The clinic, which is the first in Europe, has been set up inside the Waldfriede Hospital in Berlin.

It is headed by French gynaecological surgeon Roland Scherer, who has already carried out reconstructive surgery on around 5,000 women.

The first patients have already arrived at the clinic. One of them, 34-year-old Senait Demisse from Ethiopia, told a harrowing story of how she was mutilated: “When it happened I was with three other girls. There were two older ones and they did it to them first. I was standing and watching on the corner. I only remember a bit, when the girl was bleeding. And I ran away but they caught me, and after that I don’t remember anything. I must have fainted or something.”

The Desert Flower Foundation, named after Dirie’s autobiography, plans to open more medical centres to treat victims of FGM next year in Europe, Africa, Asia and the US.

FGM is still widely practised in 28 countries across Africa, Asia, the Middle East as well as within immigrant communities in other countries.

Waris Dirie, who is the United Nations Special Ambassador for the elimination of Female Genital Mutilation, explained why the clinic is needed: “We watch these women suffer, they suffer when they make love, they suffer when they are giving birth, they suffer all this. I don’t understand why in the name of God… Whoever made this up was the most cruel human being who ever existed on the planet. But the worst part is that even today, this still goes on.”

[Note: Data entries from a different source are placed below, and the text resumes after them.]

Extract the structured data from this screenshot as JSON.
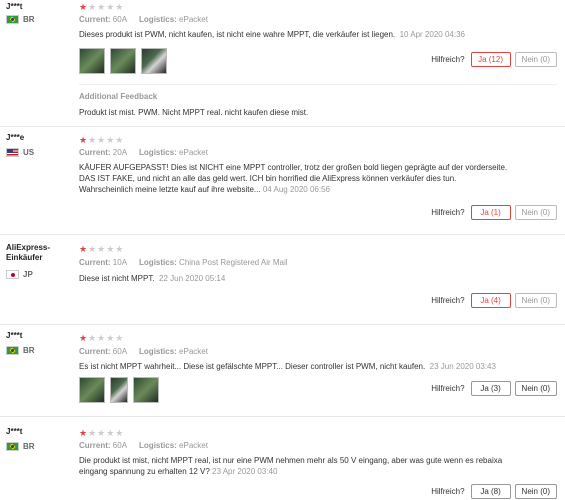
{
  "reviews": [
    {
      "user": "J***t",
      "country": "BR",
      "rating": "1",
      "current_label": "Current:",
      "current": "60A",
      "logistics_label": "Logistics:",
      "logistics": "ePacket",
      "text": "Dieses produkt ist PWM, nicht kaufen, ist nicht eine wahre MPPT, die verkäufer ist liegen.",
      "date": "10 Apr 2020 04:36",
      "thumbs": 3,
      "helpful_label": "Hilfreich?",
      "yes": "Ja (12)",
      "no": "Nein (0)",
      "additional_title": "Additional Feedback",
      "additional_text": "Produkt ist mist. PWM. Nicht MPPT real. nicht kaufen diese mist."
    },
    {
      "user": "J***e",
      "country": "US",
      "rating": "1",
      "current_label": "Current:",
      "current": "20A",
      "logistics_label": "Logistics:",
      "logistics": "ePacket",
      "text_lines": [
        "KÄUFER AUFGEPASST! Dies ist NICHT eine MPPT controller, trotz der großen bold liegen geprägte auf der vorderseite.",
        "DAS IST FAKE, und nicht an alle das geld wert. ICH bin horrified die AliExpress können verkäufer dies tun.",
        "Wahrscheinlich meine letzte kauf auf ihre website..."
      ],
      "date": "04 Aug 2020 06:56",
      "helpful_label": "Hilfreich?",
      "yes": "Ja (1)",
      "no": "Nein (0)"
    },
    {
      "user": "AliExpress-Einkäufer",
      "country": "JP",
      "rating": "1",
      "current_label": "Current:",
      "current": "10A",
      "logistics_label": "Logistics:",
      "logistics": "China Post Registered Air Mail",
      "text": "Diese ist nicht MPPT.",
      "date": "22 Jun 2020 05:14",
      "helpful_label": "Hilfreich?",
      "yes": "Ja (4)",
      "no": "Nein (0)"
    },
    {
      "user": "J***t",
      "country": "BR",
      "rating": "1",
      "current_label": "Current:",
      "current": "60A",
      "logistics_label": "Logistics:",
      "logistics": "ePacket",
      "text": "Es ist nicht MPPT wahrheit... Diese ist gefälschte MPPT... Dieser controller ist PWM, nicht kaufen.",
      "date": "23 Jun 2020 03:43",
      "thumbs": 3,
      "helpful_label": "Hilfreich?",
      "yes": "Ja (3)",
      "no": "Nein (0)"
    },
    {
      "user": "J***t",
      "country": "BR",
      "rating": "1",
      "current_label": "Current:",
      "current": "60A",
      "logistics_label": "Logistics:",
      "logistics": "ePacket",
      "text_lines": [
        "Die produkt ist mist, nicht MPPT real, ist nur eine PWM nehmen mehr als 50 V eingang, aber was gute wenn es rebaixa",
        "eingang spannung zu erhalten 12 V?"
      ],
      "date": "23 Apr 2020 03:40",
      "helpful_label": "Hilfreich?",
      "yes": "Ja (8)",
      "no": "Nein (0)"
    }
  ],
  "icons": {
    "star_filled": "★",
    "star_empty": "★"
  },
  "colors": {
    "accent": "#e64340",
    "muted": "#999999"
  }
}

Worldwide, around 140 million women and girls are living with the effects of FGM and it is estimated that every day around 8,000 girls are still subjected to the procedure.